Liberia: International community must address widespread torture
In a new report issued today, ahead of a United Nations Security Council debate on Liberia this month, Amnesty International describes the continued brutal repression and use of torture , including rape, being carried out by Liberian security forces.
'The security forces have targeted critics of the government, including students, journalists and human rights defenders, and used torture as a weapon of repression,' the organisation said.
'In the rare event that human rights violations are investigated by the authorities, the inquiries are a sham and suspects are seldom, if ever, brought to justice.'
Amnesty International is urging the international community to continue to pressure the Liberian government to end the impunity and bring human rights violators to justice. Amnesty International is calling on the United Nations to deploy international human rights observers with a mandate to monitor and publicly report on the human rights situation.
In the new report on human rights violations in Liberia, Amnesty International focuses on torture and the lack of justice for the victims. In late March 2001 the Anti-Terrorist Unit (ATU) and Special Operation Division (SOD), special units of the Liberian security forces, stormed the University of Liberia campus to stop a peaceful rally. Dozens of students and professors were chased, hit with batons, kicked and flogged as they fled their classrooms to escape. At least 20 students were detained and several female students were reportedly raped while held incommunicado and without charge for weeks.
Despite appeals by local human rights defenders and Amnesty International for an impartial and independent commission of inquiry into the March incidents, none has been carried out and the Liberian government has failed to make any response to the allegations.
Cases of torture continue. In recent months, dozens of Women's rights's rightss rights's rights's rights's rights fleeing insecure areas in northern Liberia have reported being tortured by the security forces, including by being repeatedly raped or gang-raped, and being threatened with death. Also alarming is the systematic torture used by the security forces to punish criminal suspects.
The Liberian government must demonstrate it has the political will to tackle torture by ending the impunity enjoyed by the security forces. The police, military and the judiciary should be trained in international human rights standards.

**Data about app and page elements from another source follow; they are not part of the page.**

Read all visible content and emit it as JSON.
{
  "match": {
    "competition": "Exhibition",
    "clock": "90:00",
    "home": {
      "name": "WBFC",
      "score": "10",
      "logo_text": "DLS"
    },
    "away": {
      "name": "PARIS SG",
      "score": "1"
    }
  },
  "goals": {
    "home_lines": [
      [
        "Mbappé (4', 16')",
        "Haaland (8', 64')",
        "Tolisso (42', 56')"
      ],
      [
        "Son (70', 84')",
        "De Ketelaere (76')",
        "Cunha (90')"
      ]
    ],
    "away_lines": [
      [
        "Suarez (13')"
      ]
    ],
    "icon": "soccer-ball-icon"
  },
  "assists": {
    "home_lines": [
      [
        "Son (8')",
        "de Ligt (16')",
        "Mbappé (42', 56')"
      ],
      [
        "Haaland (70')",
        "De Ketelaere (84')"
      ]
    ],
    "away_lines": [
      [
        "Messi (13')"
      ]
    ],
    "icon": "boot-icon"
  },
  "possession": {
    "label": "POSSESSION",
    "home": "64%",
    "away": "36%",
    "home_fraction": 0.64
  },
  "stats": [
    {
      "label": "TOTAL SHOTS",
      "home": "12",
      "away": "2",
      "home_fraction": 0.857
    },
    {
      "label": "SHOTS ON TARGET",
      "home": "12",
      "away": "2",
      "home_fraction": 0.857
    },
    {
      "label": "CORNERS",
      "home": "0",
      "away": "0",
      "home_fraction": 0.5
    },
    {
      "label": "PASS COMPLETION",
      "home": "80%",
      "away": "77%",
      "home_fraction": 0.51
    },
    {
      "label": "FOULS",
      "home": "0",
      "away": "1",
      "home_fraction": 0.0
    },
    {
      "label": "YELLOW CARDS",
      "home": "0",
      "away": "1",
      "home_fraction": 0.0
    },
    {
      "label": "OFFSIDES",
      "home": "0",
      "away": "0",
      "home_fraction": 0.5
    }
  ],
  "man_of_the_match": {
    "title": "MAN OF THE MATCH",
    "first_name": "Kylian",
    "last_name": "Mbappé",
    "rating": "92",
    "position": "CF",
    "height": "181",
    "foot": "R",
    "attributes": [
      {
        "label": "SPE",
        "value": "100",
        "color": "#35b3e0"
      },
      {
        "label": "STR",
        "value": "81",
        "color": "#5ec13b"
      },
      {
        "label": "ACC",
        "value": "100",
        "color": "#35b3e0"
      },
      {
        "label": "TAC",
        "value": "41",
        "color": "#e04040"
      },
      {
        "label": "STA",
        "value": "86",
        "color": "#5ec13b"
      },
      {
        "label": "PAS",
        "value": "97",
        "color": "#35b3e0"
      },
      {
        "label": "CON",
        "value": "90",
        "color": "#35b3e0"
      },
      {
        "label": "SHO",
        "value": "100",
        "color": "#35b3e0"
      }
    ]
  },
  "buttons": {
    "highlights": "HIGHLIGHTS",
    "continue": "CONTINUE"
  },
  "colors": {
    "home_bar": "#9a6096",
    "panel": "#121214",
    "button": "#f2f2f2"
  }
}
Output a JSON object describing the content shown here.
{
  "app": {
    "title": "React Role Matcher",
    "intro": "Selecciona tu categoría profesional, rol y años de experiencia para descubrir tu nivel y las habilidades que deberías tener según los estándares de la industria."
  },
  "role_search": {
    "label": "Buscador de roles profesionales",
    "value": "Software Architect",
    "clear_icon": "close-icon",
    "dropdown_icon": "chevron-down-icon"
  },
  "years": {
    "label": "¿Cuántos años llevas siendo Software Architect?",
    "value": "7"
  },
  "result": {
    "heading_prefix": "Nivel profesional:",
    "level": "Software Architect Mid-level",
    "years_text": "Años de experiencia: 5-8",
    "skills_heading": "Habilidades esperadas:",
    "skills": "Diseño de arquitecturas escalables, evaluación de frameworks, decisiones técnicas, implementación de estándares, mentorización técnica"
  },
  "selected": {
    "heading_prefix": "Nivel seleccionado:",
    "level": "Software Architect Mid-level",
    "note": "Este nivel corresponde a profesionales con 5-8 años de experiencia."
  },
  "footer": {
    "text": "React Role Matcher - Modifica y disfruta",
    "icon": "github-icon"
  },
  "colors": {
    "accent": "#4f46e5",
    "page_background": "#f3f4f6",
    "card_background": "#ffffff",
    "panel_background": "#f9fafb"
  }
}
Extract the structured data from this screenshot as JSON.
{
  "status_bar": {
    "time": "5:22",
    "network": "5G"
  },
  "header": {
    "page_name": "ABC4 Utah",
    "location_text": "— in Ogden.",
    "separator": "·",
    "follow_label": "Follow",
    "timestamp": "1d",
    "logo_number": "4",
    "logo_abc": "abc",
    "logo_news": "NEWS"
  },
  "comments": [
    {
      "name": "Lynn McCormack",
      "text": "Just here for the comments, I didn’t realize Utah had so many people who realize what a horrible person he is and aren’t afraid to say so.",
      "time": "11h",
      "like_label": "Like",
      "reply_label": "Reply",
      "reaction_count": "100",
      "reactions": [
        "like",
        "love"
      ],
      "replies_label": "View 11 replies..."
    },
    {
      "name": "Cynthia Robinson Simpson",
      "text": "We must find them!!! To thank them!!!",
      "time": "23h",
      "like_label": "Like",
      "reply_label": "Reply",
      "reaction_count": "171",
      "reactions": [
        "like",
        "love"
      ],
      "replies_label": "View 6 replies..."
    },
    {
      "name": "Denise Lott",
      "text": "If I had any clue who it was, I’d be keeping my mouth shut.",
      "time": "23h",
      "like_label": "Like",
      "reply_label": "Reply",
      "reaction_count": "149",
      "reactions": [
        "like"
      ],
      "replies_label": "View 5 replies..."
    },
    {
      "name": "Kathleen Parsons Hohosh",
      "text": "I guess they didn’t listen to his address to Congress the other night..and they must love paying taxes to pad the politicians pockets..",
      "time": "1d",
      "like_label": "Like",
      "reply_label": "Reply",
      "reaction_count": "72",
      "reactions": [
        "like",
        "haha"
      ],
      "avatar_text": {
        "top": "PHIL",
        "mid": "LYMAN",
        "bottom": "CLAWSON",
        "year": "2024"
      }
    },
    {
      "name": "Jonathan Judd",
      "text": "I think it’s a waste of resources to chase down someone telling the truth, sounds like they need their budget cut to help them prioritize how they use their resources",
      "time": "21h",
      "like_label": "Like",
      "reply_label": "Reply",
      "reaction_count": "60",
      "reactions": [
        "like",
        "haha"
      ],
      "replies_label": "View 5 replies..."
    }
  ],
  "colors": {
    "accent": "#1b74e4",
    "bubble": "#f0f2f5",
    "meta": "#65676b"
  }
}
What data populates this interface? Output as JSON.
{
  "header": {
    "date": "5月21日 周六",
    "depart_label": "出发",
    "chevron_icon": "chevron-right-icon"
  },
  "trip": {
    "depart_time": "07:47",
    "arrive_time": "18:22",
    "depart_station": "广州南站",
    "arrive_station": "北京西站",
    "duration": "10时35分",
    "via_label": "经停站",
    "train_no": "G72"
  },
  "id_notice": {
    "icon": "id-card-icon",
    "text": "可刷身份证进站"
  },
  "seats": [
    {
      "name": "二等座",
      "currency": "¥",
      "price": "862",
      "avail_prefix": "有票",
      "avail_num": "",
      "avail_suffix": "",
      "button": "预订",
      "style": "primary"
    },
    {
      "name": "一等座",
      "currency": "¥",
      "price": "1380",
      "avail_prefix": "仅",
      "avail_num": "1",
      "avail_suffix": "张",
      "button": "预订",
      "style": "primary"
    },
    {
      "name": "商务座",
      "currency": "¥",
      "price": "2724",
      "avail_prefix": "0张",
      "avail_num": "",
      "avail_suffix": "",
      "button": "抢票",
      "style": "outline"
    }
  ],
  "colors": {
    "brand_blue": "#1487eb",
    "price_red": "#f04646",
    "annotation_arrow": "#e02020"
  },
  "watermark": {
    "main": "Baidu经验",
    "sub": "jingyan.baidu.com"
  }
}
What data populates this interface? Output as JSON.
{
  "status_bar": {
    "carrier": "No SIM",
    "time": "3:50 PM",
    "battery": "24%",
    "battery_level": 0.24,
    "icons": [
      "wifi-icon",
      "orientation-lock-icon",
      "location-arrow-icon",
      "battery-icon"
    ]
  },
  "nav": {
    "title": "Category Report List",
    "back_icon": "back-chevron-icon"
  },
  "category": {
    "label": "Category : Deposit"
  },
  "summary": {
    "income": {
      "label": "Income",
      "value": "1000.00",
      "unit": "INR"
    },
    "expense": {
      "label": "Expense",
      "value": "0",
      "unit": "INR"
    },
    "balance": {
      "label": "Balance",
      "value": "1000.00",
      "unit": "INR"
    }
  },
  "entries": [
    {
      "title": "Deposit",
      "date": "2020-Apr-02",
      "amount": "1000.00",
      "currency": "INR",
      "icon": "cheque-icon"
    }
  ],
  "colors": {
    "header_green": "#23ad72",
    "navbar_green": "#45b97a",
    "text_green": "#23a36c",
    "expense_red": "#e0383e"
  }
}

The international community also has a role to play in strengthening the structures for human rights protection and prevention in Liberia, for example by providing training and supporting an independent and effective Liberian Human Rights Commission. Amnesty International welcomes recent European Union moves to make funding for post-conflict reconstruction contingent on respect for human rights.